The Future of Restaurant Reservations: Literal Meal Tickets

Tickets are ubiquitous at sporting events and on Broadway but lately restaurants have started to adopt ticketing systems instead of reservations in Chicago, Los Angeles, New York and San Francisco. Read on to learn how restaurateurs are changing the way they do business for the benefit of their restaurants and their diners.

September 2, 2014
There are a lot of companies popping up that want to sell you a seat at your favorite restaurant. They promise access to the hottest restaurants, but it’s gonna cost you—in some cases up to $50 a table—and they’re taking a cut.

At least four such companies have hit the market since early 2011, mostly in New York and San Francisco. Some partner directly with restaurants and share a portion of the fees with them; others don’t and have been likened to scalpers. One of them (Food for All) has already folded but these new mobile-forward companies are generating a lot of media buzz, from the New York Times to the Wall Street Journal.

They’ve also generated a lot of controversy.

“This is a perfect example of tech trying to ‘disrupt’ something without thinking of the consequences. I hate this idea. It's awful and selfish,” chef Richie Nakano of Hapa Ramen in San Francisco told tech blog Valley Wag in July.


Now there’s a growing movement within the restaurant industry itself to revolutionize this space and take control over reservation systems in a way that actually benefits both restaurants and their guests.

The idea is simple: to sell “tickets” for seats at a meal, just like you might expect at a baseball game or an opera. Pioneered by Nick Kononas of Alinea, Next and The Aviary in Chicago, it creates more predictability, cuts down on no-shows, reduces costs and eliminates the hassle (and cost) that often comes with dealing with a middleman.


The traditional way of taking staff off of the floor to take phone calls and check voice messages—only to say ‘no’ to 70 percent of all requests—seemed “antiquated” and absurd and had “no transparency” for diners, who often “felt like they were being lied to,” Kokonas wrote in a June post on Alinea’s website.


In his ticketing system, the full cost of each ticket—whether it’s as little as $20 or upwards of hundreds—is applied to the diner's final bill. It’s effectively a deposit and not an additional expense for the guest, unlike the fees charged by competing “access” apps which make a profit off of the reservation.
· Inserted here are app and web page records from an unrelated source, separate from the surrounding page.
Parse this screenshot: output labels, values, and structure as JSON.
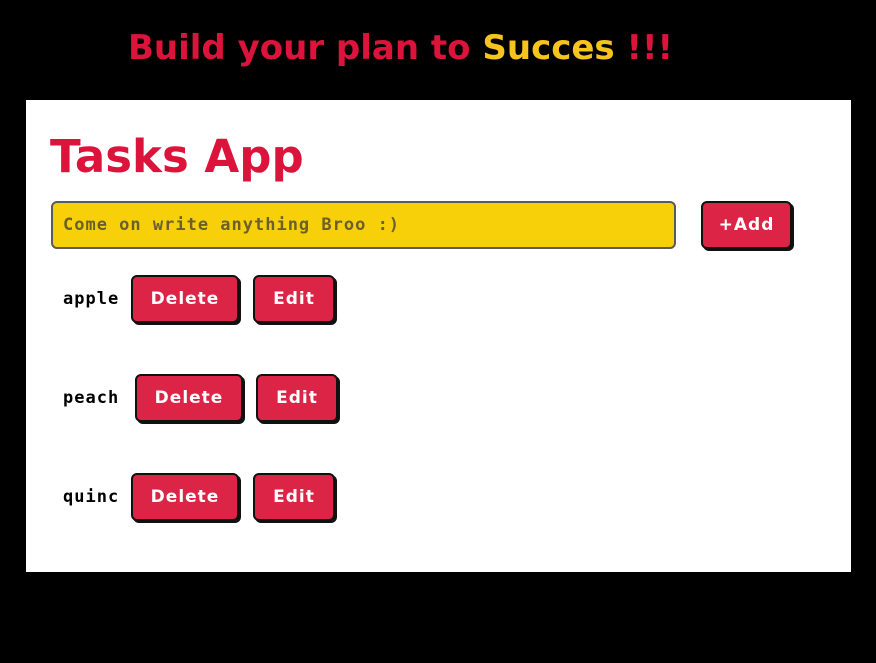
{
  "banner": {
    "part1": "Build your plan to ",
    "part2": "Succes",
    "part3": " !!!"
  },
  "app": {
    "title": "Tasks App",
    "input_placeholder": "Come on write anything Broo :)",
    "input_value": "",
    "add_label": "+Add"
  },
  "tasks": [
    {
      "name": "apple",
      "delete_label": "Delete",
      "edit_label": "Edit"
    },
    {
      "name": "peach",
      "delete_label": "Delete",
      "edit_label": "Edit"
    },
    {
      "name": "quinc",
      "delete_label": "Delete",
      "edit_label": "Edit"
    }
  ],
  "colors": {
    "page_background": "#000000",
    "headline_red": "#dc143c",
    "headline_yellow": "#f7c31e",
    "card_background": "#ffffff",
    "input_background": "#f7d009",
    "button_background": "#dc2446",
    "button_text": "#ffffff"
  }
}
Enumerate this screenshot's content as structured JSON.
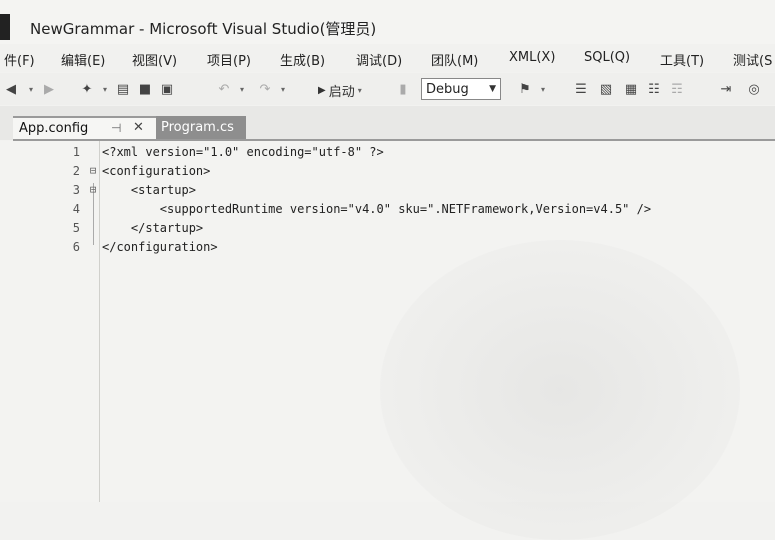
{
  "window": {
    "title": "NewGrammar - Microsoft Visual Studio(管理员)"
  },
  "menu": {
    "items": [
      {
        "label": "件(F)"
      },
      {
        "label": "编辑(E)"
      },
      {
        "label": "视图(V)"
      },
      {
        "label": "项目(P)"
      },
      {
        "label": "生成(B)"
      },
      {
        "label": "调试(D)"
      },
      {
        "label": "团队(M)"
      },
      {
        "label": "XML(X)"
      },
      {
        "label": "SQL(Q)"
      },
      {
        "label": "工具(T)"
      },
      {
        "label": "测试(S"
      }
    ]
  },
  "toolbar": {
    "start_label": "启动",
    "configuration": "Debug"
  },
  "tabs": {
    "active": {
      "label": "App.config"
    },
    "inactive": {
      "label": "Program.cs"
    }
  },
  "editor": {
    "lines": [
      {
        "num": "1",
        "text": "<?xml version=\"1.0\" encoding=\"utf-8\" ?>"
      },
      {
        "num": "2",
        "text": "<configuration>"
      },
      {
        "num": "3",
        "text": "    <startup>"
      },
      {
        "num": "4",
        "text": "        <supportedRuntime version=\"v4.0\" sku=\".NETFramework,Version=v4.5\" />"
      },
      {
        "num": "5",
        "text": "    </startup>"
      },
      {
        "num": "6",
        "text": "</configuration>"
      }
    ]
  },
  "icons": {
    "back": "back-icon",
    "forward": "forward-icon",
    "new_project": "new-project-icon",
    "open": "open-icon",
    "save": "save-icon",
    "save_all": "save-all-icon",
    "undo": "undo-icon",
    "redo": "redo-icon",
    "play": "play-icon"
  }
}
Since unveiling his proprietary system at Next in 2011, he has subsequently implemented it at Alinea and The Aviary. Sales at Alinea have gone up as much as 38 percent and no-shows—which previously hovered around 12 percent at The Aviary—are nearly non-existent now, according to his June post.

But it’s not just for high-end dining experiences. More casual spots are starting to adopt Kokonas’ system, too, like Tuck Shop in Phoenix, Ariz.

And that’s the beauty of his system: it’s adaptable to the needs of any restaurant.

Chef Jon Shook uses Kokonas’ software at Trois Mec in Los Angeles, and he’s hooked.


“Once you experience it, you don’t wanna go back,” Shook says. “Tickets give you an exact number to work with before the night even starts. At our other restaurants, we use a pen and paper (to take reservations) but we get a lot of no shows, so we over book.”

And just as in Chicago at Kokonas's restaurants, tickets have reduced no-shows to less than one percent for Shook. The biggest complaint he's gotten so far? Not having more tickets to sell.

Guests “have a hard time buying tickets because they sell out fast,” Shook says, which inspired him and his business partner Vinny Dotolo to open a more casual walk-in right next door called Petit Trois. No reservations needed there.


Other early adopters of ticketed reservations include Volver in Philadelphia, Elizabeth in Chicago, Atera in New York and Coi in San Francisco.


So whether you’re planning for a 10-course meal at a Michelin-star restaurant or just looking for a casual adventure at the corner gastropub, soon you might be getting a ticket instead of making a reservation.